* _Task prompt_
A word-for-word copy of every entry below is required; the images do not belong in it.
** Opening Given information block **
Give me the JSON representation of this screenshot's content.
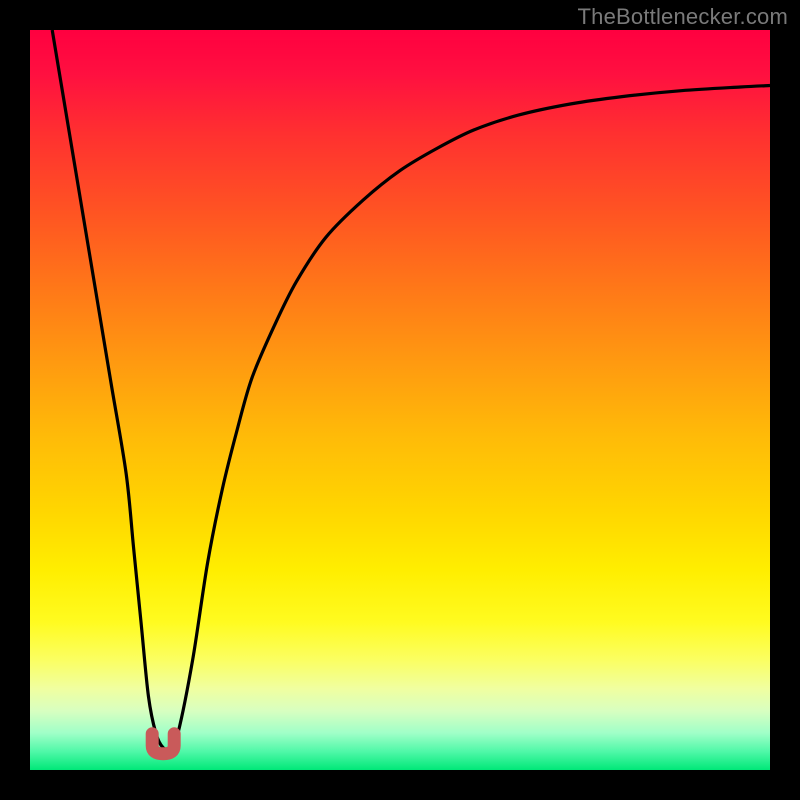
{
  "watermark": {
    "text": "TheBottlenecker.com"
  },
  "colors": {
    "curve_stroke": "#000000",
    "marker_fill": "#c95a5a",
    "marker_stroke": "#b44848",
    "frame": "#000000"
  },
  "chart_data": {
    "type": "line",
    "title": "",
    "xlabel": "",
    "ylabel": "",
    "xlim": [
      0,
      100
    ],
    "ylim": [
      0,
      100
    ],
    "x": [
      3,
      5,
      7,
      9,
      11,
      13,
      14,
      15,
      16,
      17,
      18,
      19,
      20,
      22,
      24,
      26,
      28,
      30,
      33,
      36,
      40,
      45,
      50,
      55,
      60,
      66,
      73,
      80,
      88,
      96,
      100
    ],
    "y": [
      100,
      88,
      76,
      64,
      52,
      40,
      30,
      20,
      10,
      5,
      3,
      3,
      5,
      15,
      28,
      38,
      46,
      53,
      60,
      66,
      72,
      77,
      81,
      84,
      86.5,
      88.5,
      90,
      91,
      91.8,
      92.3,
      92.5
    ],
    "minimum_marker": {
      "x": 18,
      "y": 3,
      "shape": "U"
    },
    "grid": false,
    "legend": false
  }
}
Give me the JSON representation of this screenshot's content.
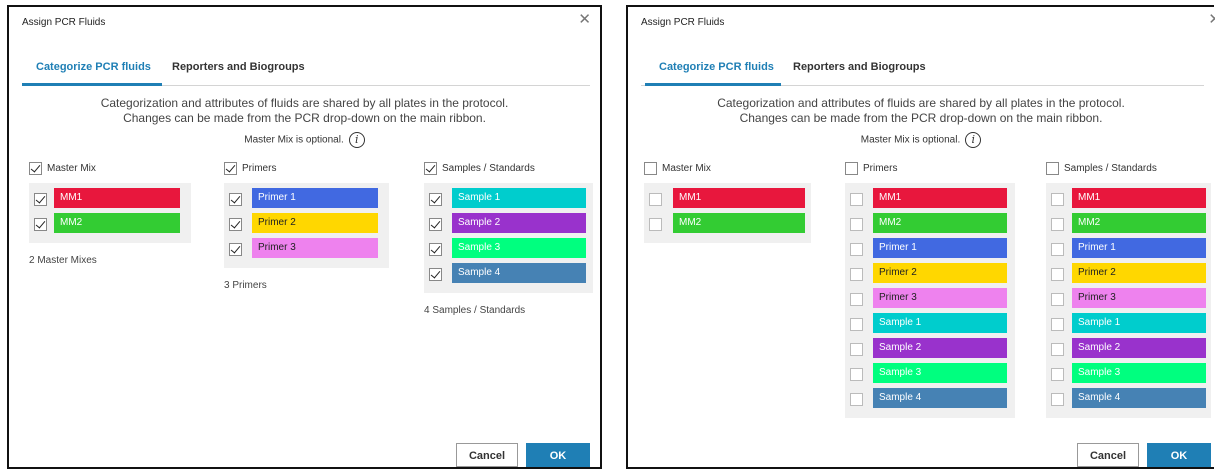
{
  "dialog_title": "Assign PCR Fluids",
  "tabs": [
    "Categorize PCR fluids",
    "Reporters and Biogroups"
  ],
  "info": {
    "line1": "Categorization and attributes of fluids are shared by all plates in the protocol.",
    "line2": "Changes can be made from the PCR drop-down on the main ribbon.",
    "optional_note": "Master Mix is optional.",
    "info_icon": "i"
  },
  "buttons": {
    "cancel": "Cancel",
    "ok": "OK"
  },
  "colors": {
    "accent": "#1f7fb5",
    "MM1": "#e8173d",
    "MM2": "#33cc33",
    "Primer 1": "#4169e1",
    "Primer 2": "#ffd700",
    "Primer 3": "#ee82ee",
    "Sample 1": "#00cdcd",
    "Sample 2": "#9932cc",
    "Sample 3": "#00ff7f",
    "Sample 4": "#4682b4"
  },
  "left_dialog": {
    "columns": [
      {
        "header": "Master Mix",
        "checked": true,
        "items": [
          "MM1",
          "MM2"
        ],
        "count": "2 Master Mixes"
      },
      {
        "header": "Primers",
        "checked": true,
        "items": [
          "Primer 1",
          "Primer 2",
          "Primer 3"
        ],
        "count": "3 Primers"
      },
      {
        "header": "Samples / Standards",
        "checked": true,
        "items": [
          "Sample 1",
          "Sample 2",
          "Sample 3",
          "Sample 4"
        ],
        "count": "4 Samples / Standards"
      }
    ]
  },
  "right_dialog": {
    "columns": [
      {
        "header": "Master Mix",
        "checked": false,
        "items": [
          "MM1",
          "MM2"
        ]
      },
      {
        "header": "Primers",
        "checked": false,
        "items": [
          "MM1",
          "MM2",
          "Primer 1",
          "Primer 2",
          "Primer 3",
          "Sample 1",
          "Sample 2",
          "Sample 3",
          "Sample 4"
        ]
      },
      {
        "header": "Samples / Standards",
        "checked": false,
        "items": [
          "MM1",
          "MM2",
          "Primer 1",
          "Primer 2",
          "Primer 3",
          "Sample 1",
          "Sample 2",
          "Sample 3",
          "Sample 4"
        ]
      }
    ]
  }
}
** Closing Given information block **
* _Expected answer_
Give me the JSON representation of this screenshot's content.
{
  "watermark": {
    "text": "TheBottlenecker.com"
  },
  "colors": {
    "curve_stroke": "#000000",
    "marker_fill": "#c95a5a",
    "marker_stroke": "#b44848",
    "frame": "#000000"
  },
  "chart_data": {
    "type": "line",
    "title": "",
    "xlabel": "",
    "ylabel": "",
    "xlim": [
      0,
      100
    ],
    "ylim": [
      0,
      100
    ],
    "x": [
      3,
      5,
      7,
      9,
      11,
      13,
      14,
      15,
      16,
      17,
      18,
      19,
      20,
      22,
      24,
      26,
      28,
      30,
      33,
      36,
      40,
      45,
      50,
      55,
      60,
      66,
      73,
      80,
      88,
      96,
      100
    ],
    "y": [
      100,
      88,
      76,
      64,
      52,
      40,
      30,
      20,
      10,
      5,
      3,
      3,
      5,
      15,
      28,
      38,
      46,
      53,
      60,
      66,
      72,
      77,
      81,
      84,
      86.5,
      88.5,
      90,
      91,
      91.8,
      92.3,
      92.5
    ],
    "minimum_marker": {
      "x": 18,
      "y": 3,
      "shape": "U"
    },
    "grid": false,
    "legend": false
  }
}
Give me the JSON representation of this screenshot's content.
{
  "dialog_title": "Assign PCR Fluids",
  "tabs": [
    "Categorize PCR fluids",
    "Reporters and Biogroups"
  ],
  "info": {
    "line1": "Categorization and attributes of fluids are shared by all plates in the protocol.",
    "line2": "Changes can be made from the PCR drop-down on the main ribbon.",
    "optional_note": "Master Mix is optional.",
    "info_icon": "i"
  },
  "buttons": {
    "cancel": "Cancel",
    "ok": "OK"
  },
  "colors": {
    "accent": "#1f7fb5",
    "MM1": "#e8173d",
    "MM2": "#33cc33",
    "Primer 1": "#4169e1",
    "Primer 2": "#ffd700",
    "Primer 3": "#ee82ee",
    "Sample 1": "#00cdcd",
    "Sample 2": "#9932cc",
    "Sample 3": "#00ff7f",
    "Sample 4": "#4682b4"
  },
  "left_dialog": {
    "columns": [
      {
        "header": "Master Mix",
        "checked": true,
        "items": [
          "MM1",
          "MM2"
        ],
        "count": "2 Master Mixes"
      },
      {
        "header": "Primers",
        "checked": true,
        "items": [
          "Primer 1",
          "Primer 2",
          "Primer 3"
        ],
        "count": "3 Primers"
      },
      {
        "header": "Samples / Standards",
        "checked": true,
        "items": [
          "Sample 1",
          "Sample 2",
          "Sample 3",
          "Sample 4"
        ],
        "count": "4 Samples / Standards"
      }
    ]
  },
  "right_dialog": {
    "columns": [
      {
        "header": "Master Mix",
        "checked": false,
        "items": [
          "MM1",
          "MM2"
        ]
      },
      {
        "header": "Primers",
        "checked": false,
        "items": [
          "MM1",
          "MM2",
          "Primer 1",
          "Primer 2",
          "Primer 3",
          "Sample 1",
          "Sample 2",
          "Sample 3",
          "Sample 4"
        ]
      },
      {
        "header": "Samples / Standards",
        "checked": false,
        "items": [
          "MM1",
          "MM2",
          "Primer 1",
          "Primer 2",
          "Primer 3",
          "Sample 1",
          "Sample 2",
          "Sample 3",
          "Sample 4"
        ]
      }
    ]
  }
}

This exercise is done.